  • Complex Chart: A brief alternative summarizing the trend, followed by a more detailed description in a long description or separate text table.
  • Submit Button: <button type="submit" aria-label="Search">


WCAG 1.1.1 allows certain exceptions:

  • Decorative: Purely visual embellishment requires no text alternative.
  • Sensory Experience: If the primary aim of content is to evoke a sensory experience, a descriptive text alternative is sufficient.
  • Functionality Replication: If the text alternative would fully replicate the experience of the non-text content (e.g., a printable form).

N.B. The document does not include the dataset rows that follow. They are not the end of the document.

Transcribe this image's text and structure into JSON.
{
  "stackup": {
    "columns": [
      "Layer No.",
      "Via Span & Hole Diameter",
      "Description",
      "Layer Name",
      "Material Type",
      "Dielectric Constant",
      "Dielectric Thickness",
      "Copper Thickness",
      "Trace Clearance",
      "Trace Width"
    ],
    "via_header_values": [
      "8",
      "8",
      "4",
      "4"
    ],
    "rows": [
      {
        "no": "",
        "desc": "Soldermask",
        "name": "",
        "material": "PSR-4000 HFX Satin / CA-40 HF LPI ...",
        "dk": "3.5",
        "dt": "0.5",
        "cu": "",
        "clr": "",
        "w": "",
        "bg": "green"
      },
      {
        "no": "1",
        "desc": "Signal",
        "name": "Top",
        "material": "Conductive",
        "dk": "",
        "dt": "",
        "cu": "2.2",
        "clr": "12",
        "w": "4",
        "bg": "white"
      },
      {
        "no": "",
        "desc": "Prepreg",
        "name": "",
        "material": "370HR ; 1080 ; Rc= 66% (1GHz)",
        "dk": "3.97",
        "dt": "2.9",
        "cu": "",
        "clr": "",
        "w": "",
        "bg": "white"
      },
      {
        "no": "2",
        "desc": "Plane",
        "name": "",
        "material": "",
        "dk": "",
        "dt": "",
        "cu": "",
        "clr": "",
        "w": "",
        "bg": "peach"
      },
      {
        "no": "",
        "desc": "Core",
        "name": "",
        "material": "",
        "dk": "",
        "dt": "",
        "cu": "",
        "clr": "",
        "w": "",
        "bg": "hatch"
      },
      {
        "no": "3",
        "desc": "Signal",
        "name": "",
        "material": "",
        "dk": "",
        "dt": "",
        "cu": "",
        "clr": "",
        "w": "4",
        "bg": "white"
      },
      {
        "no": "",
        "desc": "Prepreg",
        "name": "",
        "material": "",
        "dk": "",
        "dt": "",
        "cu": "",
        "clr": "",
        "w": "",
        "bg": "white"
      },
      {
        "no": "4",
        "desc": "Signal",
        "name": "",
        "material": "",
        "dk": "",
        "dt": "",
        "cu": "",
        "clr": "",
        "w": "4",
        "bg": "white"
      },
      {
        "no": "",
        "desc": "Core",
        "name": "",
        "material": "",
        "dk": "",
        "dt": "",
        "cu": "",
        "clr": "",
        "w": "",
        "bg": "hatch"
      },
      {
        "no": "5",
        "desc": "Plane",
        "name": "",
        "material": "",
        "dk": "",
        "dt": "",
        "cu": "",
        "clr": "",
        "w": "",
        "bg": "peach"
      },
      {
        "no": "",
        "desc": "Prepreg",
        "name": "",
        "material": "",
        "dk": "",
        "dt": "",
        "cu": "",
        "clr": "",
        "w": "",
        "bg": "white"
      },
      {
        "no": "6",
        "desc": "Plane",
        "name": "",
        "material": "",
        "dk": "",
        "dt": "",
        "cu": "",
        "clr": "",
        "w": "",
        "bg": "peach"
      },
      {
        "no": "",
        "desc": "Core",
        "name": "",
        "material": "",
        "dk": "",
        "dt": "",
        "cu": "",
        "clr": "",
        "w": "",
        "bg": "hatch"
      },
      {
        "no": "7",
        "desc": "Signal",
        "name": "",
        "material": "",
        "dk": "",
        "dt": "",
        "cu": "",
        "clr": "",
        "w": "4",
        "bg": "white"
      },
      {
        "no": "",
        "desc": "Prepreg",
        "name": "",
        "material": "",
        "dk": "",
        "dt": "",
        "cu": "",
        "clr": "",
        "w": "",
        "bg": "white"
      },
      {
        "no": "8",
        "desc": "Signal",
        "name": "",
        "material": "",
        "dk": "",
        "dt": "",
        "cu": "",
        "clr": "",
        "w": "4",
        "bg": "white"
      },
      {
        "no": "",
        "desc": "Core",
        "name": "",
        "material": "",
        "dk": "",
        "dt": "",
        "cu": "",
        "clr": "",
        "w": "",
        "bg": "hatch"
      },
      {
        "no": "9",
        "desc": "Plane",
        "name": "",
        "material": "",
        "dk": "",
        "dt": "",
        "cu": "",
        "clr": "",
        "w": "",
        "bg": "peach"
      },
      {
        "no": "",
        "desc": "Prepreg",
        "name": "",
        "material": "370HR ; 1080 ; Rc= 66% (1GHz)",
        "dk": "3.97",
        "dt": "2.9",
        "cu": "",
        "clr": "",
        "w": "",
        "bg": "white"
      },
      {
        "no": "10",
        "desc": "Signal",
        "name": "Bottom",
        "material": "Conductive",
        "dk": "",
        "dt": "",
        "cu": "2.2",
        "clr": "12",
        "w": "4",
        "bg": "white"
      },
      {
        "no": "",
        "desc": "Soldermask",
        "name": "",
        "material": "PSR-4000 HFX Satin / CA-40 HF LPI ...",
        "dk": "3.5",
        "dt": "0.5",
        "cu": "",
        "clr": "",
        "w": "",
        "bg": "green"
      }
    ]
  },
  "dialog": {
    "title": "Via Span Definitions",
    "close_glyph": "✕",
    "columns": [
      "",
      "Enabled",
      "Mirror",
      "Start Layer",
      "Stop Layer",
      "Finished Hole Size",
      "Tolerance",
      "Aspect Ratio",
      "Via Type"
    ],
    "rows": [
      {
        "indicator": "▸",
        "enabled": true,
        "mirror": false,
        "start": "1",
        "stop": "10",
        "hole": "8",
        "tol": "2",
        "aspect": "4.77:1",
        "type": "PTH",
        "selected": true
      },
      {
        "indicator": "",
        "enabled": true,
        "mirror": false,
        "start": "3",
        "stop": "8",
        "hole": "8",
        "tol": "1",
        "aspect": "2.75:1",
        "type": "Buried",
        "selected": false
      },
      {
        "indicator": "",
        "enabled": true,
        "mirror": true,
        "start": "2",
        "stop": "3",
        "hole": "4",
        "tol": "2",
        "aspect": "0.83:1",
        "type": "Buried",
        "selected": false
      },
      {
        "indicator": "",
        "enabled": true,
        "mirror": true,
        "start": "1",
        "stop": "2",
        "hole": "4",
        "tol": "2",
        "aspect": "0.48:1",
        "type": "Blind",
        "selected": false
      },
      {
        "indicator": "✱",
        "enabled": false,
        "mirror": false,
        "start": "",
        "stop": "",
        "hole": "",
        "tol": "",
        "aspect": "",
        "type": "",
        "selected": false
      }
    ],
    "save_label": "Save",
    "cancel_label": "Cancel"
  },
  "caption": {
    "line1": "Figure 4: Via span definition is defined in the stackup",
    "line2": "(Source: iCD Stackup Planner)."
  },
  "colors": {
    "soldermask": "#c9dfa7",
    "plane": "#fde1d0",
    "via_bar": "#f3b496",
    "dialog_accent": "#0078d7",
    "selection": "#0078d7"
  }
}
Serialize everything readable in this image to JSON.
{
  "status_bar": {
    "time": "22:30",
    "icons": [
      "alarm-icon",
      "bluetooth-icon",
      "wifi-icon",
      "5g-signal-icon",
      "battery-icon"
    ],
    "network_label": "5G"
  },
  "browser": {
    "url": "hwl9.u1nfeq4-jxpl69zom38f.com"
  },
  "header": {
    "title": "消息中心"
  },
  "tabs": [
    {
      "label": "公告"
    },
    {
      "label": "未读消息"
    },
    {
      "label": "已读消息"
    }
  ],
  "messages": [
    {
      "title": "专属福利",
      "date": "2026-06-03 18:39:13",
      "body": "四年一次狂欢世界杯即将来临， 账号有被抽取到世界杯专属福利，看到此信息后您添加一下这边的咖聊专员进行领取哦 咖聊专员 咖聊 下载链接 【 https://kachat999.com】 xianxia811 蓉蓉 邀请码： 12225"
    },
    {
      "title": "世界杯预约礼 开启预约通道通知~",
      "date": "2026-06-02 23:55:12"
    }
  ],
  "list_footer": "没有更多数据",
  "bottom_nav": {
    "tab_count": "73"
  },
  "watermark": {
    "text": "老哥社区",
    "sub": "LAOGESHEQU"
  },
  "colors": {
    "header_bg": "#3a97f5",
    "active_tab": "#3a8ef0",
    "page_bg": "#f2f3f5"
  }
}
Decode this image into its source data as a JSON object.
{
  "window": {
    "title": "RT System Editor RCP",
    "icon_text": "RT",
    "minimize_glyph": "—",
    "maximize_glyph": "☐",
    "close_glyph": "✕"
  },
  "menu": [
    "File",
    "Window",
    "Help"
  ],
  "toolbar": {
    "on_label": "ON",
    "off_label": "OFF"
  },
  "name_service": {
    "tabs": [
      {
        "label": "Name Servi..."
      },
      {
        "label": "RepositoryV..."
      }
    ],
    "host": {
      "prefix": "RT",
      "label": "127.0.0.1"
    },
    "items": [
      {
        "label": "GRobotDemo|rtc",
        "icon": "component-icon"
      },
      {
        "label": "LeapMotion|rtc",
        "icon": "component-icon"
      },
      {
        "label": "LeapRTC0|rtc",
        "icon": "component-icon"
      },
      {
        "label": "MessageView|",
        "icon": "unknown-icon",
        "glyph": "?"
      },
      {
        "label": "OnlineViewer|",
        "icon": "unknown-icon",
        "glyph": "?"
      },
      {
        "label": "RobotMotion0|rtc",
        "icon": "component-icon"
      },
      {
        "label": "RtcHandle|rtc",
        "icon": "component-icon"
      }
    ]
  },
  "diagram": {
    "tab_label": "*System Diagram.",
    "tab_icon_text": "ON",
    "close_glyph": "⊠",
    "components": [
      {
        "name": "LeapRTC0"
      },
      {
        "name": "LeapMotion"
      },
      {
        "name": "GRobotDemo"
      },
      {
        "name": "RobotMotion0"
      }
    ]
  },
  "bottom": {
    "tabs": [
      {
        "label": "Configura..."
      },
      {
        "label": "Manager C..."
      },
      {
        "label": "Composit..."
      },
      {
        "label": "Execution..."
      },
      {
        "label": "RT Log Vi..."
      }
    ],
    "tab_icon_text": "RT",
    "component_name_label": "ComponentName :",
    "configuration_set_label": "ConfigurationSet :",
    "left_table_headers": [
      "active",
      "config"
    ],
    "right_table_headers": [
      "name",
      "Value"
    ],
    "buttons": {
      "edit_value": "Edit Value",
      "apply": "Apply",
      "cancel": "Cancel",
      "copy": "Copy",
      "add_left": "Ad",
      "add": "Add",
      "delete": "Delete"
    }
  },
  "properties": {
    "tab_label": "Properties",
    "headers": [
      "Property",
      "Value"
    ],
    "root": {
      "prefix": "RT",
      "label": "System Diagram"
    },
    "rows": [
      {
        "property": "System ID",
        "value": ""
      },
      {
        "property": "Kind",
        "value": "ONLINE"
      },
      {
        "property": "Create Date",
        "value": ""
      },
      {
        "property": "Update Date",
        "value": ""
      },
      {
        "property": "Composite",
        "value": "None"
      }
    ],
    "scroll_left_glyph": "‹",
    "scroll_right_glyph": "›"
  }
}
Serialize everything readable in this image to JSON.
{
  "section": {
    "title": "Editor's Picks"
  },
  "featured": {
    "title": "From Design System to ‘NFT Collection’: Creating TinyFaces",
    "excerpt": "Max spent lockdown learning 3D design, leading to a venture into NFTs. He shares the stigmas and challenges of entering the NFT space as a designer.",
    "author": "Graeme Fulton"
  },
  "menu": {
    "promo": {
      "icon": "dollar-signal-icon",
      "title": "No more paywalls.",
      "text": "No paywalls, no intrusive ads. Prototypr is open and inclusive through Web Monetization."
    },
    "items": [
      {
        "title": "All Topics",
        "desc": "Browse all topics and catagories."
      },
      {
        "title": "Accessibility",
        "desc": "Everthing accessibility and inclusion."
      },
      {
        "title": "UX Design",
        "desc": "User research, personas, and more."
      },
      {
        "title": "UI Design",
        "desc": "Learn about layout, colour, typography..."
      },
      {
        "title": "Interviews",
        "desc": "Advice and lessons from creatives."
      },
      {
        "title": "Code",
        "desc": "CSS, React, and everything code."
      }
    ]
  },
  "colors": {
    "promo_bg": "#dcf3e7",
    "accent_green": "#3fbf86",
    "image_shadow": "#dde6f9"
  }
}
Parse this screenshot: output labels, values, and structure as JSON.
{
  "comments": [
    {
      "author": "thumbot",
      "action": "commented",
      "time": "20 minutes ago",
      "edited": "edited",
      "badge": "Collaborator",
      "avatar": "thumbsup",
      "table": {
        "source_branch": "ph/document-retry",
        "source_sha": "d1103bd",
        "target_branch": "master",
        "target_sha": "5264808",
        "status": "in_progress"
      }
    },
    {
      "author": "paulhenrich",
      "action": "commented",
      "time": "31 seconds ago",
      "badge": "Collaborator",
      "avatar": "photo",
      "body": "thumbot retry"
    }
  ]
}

Tools and Best Practices

  • Web Developer Tools: Your browser's tools can often help examine an image's alt text.
  • Automatic Alt-Text Generators: AI is helping, but always review and edit!
  • User Testing: Involve people with disabilities to get the most accurate feedback.

Beyond Compliance

WCAG 1.1.1 promotes a web where everyone can access and understand content regardless of their abilities. By thoughtfully providing text alternatives, we not only meet a standard but create truly inclusive digital experiences.